The laureates decided to deliver the lecture together. Irène spoke on Physics and Frédéric on Chemistry, challenging the commonly held opinion that Irène was the duo's chemist and Frédéric the Physicist. In his conclusion, Frédéric Joliot brilliantly anticipated possible future applications for man-made radioactivity: exploring matter and using atoms to treat cancer or diagnose illnesses. The discovery of induced or man-made radioactivity is follows in the footsteps of the work initiated by their predecessors, Pierre and Marie Curie.
Irène and Frédéric Joliot first announced their discovery in January 1934. They conducted their research and made their discovery in Marie Curie's laboratory at the Institut du Radium (raduim institute), now the Musée Curie, rue Pierre et Marie Curie in Paris.
Marie Curie was there to proudly witness her daughter and son-in-law's discovery. Unfortunately, she passed way in July 1934, a few months before they were honored with the Nobel Prize, just as she and her husband Pierre Curie were in 1903, and Marie again, on her own, in 1911.
Saturday December 12th at 3 pm, the Musée Curie is organizing a conference entitled "Il y a 80 ans, Irène et Frédéric Joliot-Curie recevaient le Prix Nobel de chimie" (80 years ago, Irène et Frédéric Joliot-Curie, received the Nobel Prize in Chemistry). Speaker: Renaud Huynh, Director of the museum. Learn more.
PSL-Explore digital collections: Explore 60 years of day-to-day life at the Curie laboratory as told through Marie Curie's laboratory notebooks

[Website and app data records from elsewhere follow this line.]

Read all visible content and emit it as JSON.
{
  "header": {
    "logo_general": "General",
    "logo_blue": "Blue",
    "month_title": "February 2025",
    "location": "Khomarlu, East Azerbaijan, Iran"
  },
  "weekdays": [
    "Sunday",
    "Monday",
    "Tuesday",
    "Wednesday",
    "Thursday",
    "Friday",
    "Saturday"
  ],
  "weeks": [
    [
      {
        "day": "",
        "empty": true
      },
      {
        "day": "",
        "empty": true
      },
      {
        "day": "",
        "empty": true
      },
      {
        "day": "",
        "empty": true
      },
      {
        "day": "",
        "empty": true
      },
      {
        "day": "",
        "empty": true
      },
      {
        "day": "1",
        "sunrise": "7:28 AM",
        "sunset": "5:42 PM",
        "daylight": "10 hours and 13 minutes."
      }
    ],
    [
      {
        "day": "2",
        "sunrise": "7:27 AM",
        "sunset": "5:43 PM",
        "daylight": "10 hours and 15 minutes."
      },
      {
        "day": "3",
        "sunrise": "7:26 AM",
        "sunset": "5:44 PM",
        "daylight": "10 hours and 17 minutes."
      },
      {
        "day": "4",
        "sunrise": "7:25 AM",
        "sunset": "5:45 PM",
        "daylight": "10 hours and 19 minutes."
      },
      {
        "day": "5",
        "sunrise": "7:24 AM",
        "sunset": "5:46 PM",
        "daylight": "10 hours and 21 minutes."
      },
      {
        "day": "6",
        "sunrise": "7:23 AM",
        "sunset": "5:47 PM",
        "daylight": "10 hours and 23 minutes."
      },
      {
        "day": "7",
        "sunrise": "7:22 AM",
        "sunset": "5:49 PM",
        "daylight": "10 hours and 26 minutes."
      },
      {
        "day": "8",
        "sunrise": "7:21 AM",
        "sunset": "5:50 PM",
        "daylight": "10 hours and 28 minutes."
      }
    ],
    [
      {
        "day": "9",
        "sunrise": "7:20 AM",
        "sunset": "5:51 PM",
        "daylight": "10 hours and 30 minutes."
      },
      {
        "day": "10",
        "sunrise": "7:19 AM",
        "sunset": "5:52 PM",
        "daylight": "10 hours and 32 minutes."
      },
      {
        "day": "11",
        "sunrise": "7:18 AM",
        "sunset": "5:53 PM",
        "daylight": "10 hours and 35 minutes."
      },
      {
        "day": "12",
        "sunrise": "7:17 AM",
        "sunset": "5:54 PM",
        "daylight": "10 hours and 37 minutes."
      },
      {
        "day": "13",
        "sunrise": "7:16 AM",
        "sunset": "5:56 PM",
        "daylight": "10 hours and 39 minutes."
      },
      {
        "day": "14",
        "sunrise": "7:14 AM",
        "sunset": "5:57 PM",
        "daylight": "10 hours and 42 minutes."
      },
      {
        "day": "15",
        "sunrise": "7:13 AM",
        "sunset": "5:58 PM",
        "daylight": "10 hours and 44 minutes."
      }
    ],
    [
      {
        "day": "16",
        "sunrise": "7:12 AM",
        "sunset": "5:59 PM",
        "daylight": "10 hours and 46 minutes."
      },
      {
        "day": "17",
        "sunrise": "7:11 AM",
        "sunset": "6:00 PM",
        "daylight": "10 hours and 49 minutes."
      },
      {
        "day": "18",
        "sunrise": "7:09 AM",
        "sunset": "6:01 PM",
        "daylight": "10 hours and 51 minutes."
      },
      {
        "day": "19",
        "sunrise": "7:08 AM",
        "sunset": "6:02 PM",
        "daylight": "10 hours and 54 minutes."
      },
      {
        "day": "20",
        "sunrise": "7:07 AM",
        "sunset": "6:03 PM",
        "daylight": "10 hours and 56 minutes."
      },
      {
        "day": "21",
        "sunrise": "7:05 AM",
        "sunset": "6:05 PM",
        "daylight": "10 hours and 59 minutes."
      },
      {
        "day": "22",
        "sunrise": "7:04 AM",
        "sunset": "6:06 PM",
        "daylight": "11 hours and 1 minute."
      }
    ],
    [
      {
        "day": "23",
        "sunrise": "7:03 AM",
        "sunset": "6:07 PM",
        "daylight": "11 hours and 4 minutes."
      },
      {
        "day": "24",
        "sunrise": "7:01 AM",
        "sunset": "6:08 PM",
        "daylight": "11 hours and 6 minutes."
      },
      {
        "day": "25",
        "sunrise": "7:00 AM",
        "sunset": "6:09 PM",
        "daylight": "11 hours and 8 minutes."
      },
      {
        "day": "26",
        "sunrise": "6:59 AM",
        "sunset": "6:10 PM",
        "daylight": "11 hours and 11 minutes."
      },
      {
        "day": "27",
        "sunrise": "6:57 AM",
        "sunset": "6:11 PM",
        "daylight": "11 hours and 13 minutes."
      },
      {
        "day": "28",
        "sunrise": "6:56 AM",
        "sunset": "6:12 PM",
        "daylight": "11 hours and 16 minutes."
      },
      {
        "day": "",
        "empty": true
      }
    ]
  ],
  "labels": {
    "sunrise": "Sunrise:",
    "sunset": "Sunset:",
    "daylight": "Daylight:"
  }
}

Musée Curie website: Rediscover the research leading up to Irène and Frédéric's discovery and the story of their Nobel Prize.
Text: Nathalie Huchette, head of Cultural initiatives and communication, Musée Curie.
Photo credits: © Musée Curie (coll. ACJC)